START DATA PROVIDED

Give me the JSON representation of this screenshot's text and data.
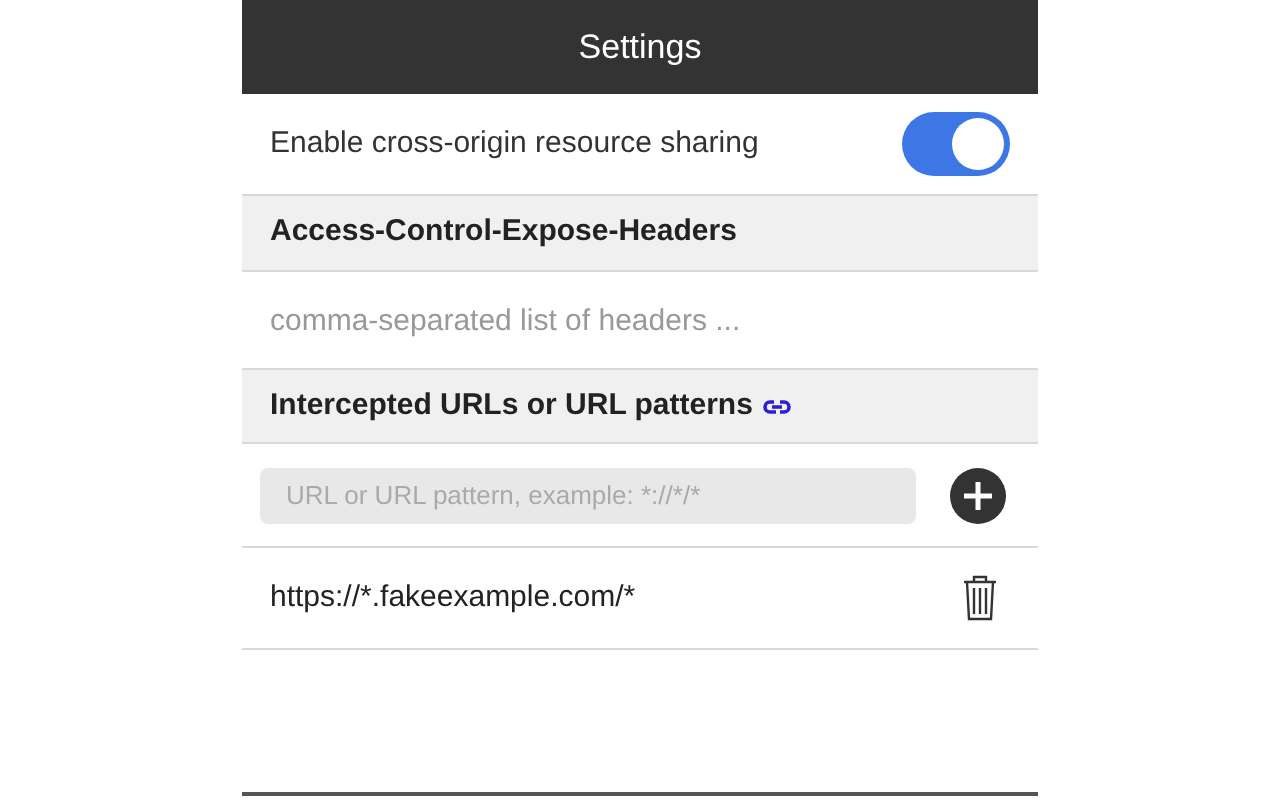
{
  "header": {
    "title": "Settings"
  },
  "cors": {
    "label": "Enable cross-origin resource sharing",
    "on": true
  },
  "expose_headers": {
    "heading": "Access-Control-Expose-Headers",
    "placeholder": "comma-separated list of headers ..."
  },
  "intercepted": {
    "heading": "Intercepted URLs or URL patterns",
    "placeholder": "URL or URL pattern, example: *://*/*",
    "urls": [
      "https://*.fakeexample.com/*"
    ]
  }
}
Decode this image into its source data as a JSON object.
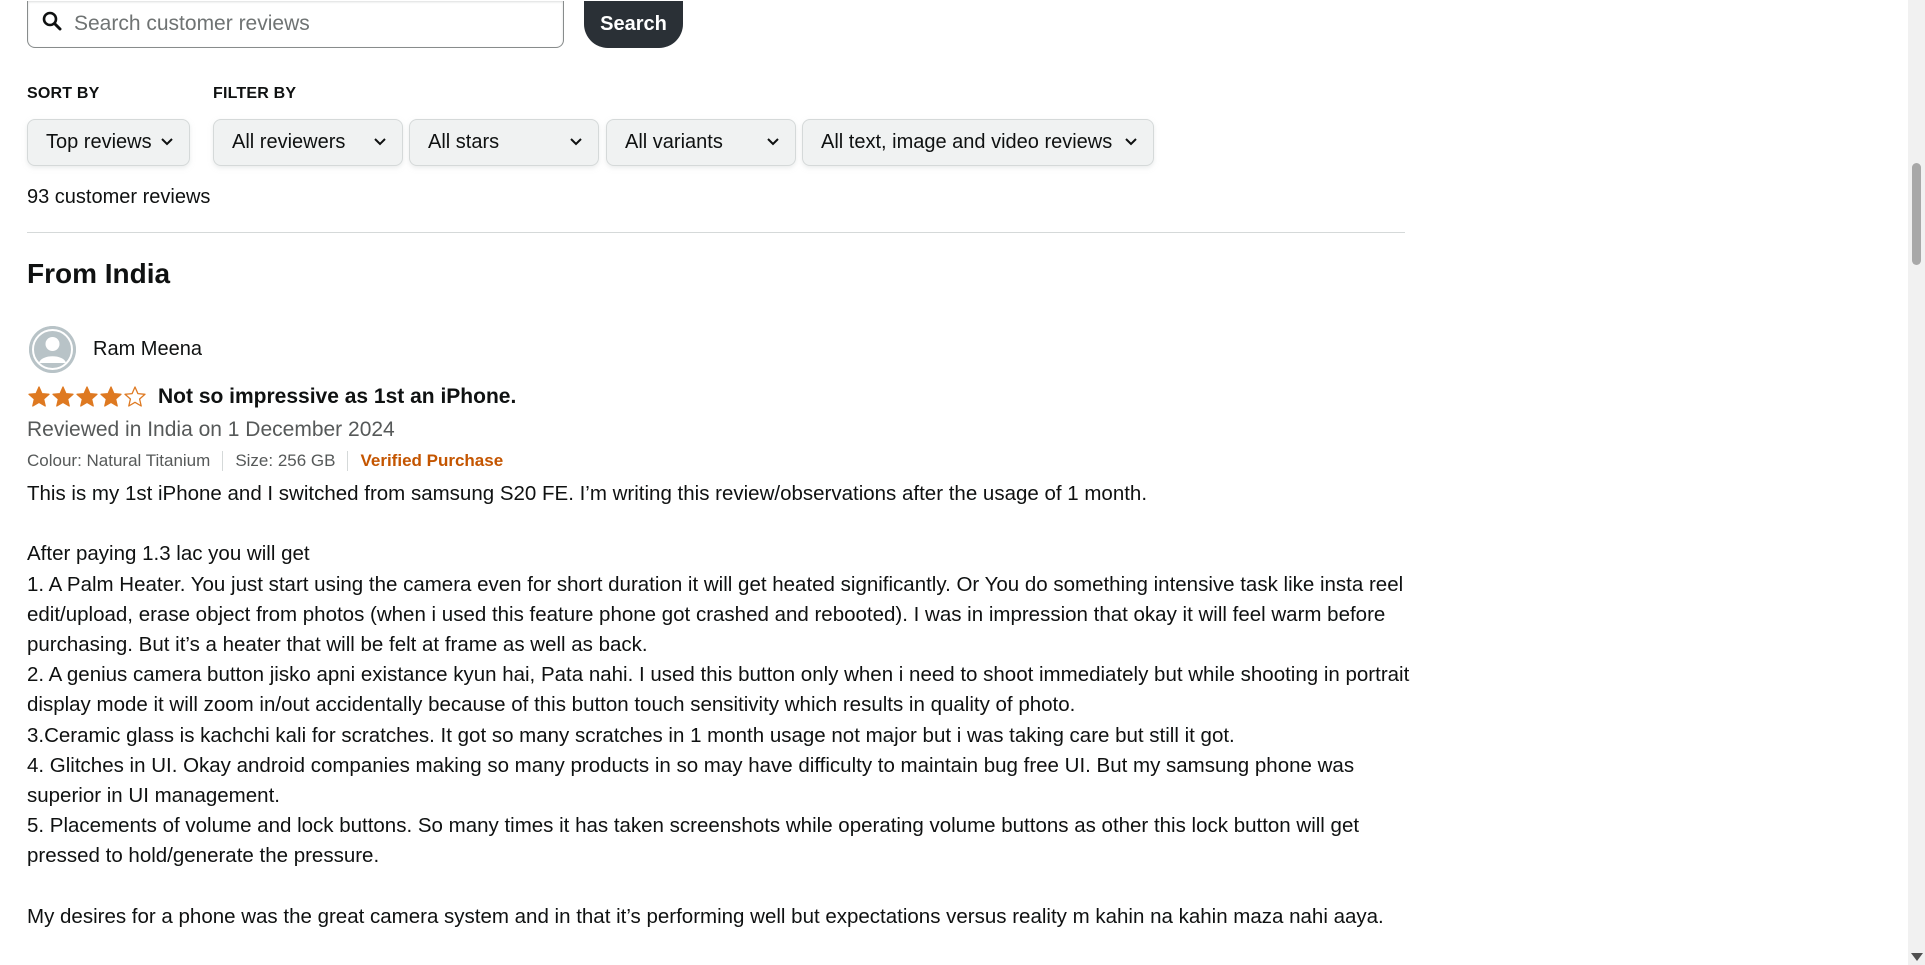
{
  "search": {
    "placeholder": "Search customer reviews",
    "button_label": "Search"
  },
  "sort": {
    "label": "SORT BY",
    "selected": "Top reviews"
  },
  "filter": {
    "label": "FILTER BY",
    "reviewers": "All reviewers",
    "stars": "All stars",
    "variants": "All variants",
    "media": "All text, image and video reviews"
  },
  "review_count": "93 customer reviews",
  "section_title": "From India",
  "review": {
    "reviewer_name": "Ram Meena",
    "rating": 4,
    "rating_max": 5,
    "title": "Not so impressive as 1st an iPhone.",
    "date": "Reviewed in India on 1 December 2024",
    "colour": "Colour: Natural Titanium",
    "size": "Size: 256 GB",
    "verified": "Verified Purchase",
    "body": "This is my 1st iPhone and I switched from samsung S20 FE. I’m writing this review/observations after the usage of 1 month.\n\nAfter paying 1.3 lac you will get\n1. A Palm Heater. You just start using the camera even for short duration it will get heated significantly. Or You do something intensive task like insta reel edit/upload, erase object from photos (when i used this feature phone got crashed and rebooted). I was in impression that okay it will feel warm before purchasing. But it’s a heater that will be felt at frame as well as back.\n2. A genius camera button jisko apni existance kyun hai, Pata nahi. I used this button only when i need to shoot immediately but while shooting in portrait display mode it will zoom in/out accidentally because of this button touch sensitivity which results in quality of photo.\n3.Ceramic glass is kachchi kali for scratches. It got so many scratches in 1 month usage not major but i was taking care but still it got.\n4. Glitches in UI. Okay android companies making so many products in so may have difficulty to maintain bug free UI. But my samsung phone was superior in UI management.\n5. Placements of volume and lock buttons. So many times it has taken screenshots while operating volume buttons as other this lock button will get pressed to hold/generate the pressure.\n\nMy desires for a phone was the great camera system and in that it’s performing well but expectations versus reality m kahin na kahin maza nahi aaya."
  },
  "colors": {
    "star": "#de7921",
    "verified": "#c45500",
    "search_button": "#2a3036"
  },
  "icons": {
    "search": "search-icon",
    "dropdown": "chevron-down-icon",
    "avatar": "user-avatar-icon",
    "star": "star-icon"
  }
}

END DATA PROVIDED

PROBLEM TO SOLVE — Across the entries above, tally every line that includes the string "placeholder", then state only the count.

RESULT — 3